  5. Do not solicit feedback from people recommended to you by people you love and trust. Just because they love and trust the person does not mean that love and trust will transfer to you.

    If people you love and trust recommend people they love and trust to receive feedback, let them be your intermediary. Let the ones you love and trust handle getting and receiving the feedback, and then translate that feedback into a format that you’ll be able to receive. They don’t even have to tell you where it came from, just that they got some additional feedback. Let it come through their heart, not someone else’s.

  6. Be crystal clear about the kind of feedback you’re seeking and ask precise questions to get only what you need. Some examples:
    • Example: Instead of asking, “Go through these steps and share what your experience is like,” ask, “When you clicked on this button, were you taken to this page?”
    • Example: Instead of asking, “How does the design of the page feel to you?” ask, “Is the font size easy for you to read?” and, “what emotions does the image at the top evoke for you?”
    • Your clarity about what you need is critically important. Why? Because everyone will have their own experience. If you take one person’s experience as the full truth, then you’re compromising someone else’s experience. So, if you’re going for “what is your experience” type of feedback, you’ll need to aggregate feedback from a larger number of people and only pay attention to trends.
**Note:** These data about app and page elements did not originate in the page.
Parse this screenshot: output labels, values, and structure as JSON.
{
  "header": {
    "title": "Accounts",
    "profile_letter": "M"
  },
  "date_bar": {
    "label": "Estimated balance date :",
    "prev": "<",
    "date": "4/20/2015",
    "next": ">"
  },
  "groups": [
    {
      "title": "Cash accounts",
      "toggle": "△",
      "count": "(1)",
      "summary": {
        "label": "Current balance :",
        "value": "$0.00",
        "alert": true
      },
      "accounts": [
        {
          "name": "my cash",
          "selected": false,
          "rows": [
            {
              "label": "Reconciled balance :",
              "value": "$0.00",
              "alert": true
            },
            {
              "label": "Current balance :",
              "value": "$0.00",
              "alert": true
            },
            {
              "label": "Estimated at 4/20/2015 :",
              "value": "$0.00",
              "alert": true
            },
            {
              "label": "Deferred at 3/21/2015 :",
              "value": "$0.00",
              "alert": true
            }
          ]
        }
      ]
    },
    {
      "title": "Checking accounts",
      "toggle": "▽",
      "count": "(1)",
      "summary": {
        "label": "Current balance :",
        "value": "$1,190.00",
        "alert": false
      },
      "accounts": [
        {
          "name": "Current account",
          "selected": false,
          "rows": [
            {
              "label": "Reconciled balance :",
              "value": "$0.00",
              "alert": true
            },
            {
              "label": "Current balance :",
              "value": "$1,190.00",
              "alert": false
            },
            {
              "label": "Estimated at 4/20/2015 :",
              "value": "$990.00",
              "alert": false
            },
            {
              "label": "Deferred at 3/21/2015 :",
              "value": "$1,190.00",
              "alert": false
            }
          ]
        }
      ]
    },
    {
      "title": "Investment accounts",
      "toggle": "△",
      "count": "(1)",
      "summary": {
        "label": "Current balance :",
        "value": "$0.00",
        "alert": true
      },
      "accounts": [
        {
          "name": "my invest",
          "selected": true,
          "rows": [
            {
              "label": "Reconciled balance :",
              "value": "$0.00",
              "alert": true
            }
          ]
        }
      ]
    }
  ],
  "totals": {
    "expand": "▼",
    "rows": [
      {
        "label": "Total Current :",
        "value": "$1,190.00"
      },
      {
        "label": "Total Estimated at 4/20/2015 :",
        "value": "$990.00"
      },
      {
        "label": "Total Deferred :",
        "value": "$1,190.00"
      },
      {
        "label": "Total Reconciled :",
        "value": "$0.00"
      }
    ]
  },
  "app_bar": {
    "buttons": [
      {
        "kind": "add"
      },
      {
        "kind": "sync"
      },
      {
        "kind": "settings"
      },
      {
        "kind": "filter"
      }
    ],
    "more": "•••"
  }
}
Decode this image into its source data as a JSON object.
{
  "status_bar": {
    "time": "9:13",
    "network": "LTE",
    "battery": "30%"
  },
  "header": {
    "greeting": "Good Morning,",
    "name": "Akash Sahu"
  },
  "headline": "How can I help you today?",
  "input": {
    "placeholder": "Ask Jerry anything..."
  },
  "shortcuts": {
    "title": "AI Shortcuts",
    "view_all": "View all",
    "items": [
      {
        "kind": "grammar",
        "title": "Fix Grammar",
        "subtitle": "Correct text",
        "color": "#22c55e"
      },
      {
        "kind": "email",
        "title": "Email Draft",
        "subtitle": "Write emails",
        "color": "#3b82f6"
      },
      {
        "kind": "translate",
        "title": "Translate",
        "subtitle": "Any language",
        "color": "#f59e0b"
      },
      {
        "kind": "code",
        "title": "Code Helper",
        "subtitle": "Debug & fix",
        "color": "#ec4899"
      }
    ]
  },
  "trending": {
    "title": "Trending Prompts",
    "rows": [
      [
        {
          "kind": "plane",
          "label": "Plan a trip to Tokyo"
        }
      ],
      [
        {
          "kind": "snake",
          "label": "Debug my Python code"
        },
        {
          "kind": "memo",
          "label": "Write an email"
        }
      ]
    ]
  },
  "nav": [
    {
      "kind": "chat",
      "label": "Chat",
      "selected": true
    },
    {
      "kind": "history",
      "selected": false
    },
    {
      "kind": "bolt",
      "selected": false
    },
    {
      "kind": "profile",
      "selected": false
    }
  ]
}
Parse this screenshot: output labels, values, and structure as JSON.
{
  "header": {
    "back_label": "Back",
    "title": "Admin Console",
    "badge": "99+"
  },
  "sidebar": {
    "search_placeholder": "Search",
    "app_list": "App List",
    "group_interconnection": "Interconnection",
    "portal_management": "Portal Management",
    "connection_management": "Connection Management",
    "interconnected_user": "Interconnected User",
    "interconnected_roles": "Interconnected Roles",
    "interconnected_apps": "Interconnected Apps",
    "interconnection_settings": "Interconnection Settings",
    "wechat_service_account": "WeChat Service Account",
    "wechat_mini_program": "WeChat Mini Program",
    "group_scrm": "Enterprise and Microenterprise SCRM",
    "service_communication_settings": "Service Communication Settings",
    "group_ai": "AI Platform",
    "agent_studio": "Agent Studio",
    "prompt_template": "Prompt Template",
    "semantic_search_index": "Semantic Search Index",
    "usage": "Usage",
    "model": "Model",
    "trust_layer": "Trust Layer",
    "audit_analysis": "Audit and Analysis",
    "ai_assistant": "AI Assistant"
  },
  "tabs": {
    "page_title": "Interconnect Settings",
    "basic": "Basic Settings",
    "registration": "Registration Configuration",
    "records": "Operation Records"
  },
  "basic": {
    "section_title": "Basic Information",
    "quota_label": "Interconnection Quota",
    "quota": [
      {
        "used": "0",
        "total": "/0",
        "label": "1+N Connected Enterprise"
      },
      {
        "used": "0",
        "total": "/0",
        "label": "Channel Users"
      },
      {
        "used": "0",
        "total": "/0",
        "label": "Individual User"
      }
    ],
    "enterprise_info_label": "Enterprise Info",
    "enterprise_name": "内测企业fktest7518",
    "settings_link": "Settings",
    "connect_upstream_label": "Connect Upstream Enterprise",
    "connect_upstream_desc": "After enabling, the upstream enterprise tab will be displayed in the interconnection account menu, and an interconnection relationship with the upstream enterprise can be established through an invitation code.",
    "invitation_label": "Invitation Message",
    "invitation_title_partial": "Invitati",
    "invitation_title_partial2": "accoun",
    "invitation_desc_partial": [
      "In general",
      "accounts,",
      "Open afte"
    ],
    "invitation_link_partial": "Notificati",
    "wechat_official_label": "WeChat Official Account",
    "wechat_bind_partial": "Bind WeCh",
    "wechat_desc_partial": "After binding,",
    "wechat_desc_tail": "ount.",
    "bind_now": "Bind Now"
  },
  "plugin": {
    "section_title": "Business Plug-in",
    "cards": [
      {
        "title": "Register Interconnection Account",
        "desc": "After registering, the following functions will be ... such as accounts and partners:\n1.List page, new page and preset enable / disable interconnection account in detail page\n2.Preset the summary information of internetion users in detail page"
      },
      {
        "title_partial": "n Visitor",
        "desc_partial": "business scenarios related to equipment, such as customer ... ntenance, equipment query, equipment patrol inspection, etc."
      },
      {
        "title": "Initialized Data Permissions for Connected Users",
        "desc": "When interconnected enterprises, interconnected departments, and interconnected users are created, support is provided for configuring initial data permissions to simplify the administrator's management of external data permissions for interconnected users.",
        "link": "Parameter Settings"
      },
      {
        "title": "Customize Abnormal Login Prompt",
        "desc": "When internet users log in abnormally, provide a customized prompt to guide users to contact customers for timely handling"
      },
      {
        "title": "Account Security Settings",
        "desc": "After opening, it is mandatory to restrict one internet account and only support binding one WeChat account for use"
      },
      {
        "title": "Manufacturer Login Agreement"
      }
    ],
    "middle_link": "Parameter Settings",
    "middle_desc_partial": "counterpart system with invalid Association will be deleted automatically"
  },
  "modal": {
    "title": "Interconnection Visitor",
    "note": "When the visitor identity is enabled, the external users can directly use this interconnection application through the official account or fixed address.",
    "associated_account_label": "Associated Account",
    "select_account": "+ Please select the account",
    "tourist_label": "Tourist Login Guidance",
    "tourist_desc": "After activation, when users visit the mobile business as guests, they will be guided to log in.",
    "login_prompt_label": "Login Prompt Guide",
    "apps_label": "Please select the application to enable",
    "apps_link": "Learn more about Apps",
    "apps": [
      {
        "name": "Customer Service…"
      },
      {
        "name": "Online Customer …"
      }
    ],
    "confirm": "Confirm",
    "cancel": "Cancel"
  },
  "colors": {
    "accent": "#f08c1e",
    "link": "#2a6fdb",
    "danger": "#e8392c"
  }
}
The next time you are considering asking for feedback, I’d be curious to hear how these tips support you in getting feedback that is not only useful, but also builds you up. Please share in the comments below!

May the feedback you request help you experience more love, not less – all-ways.💜℠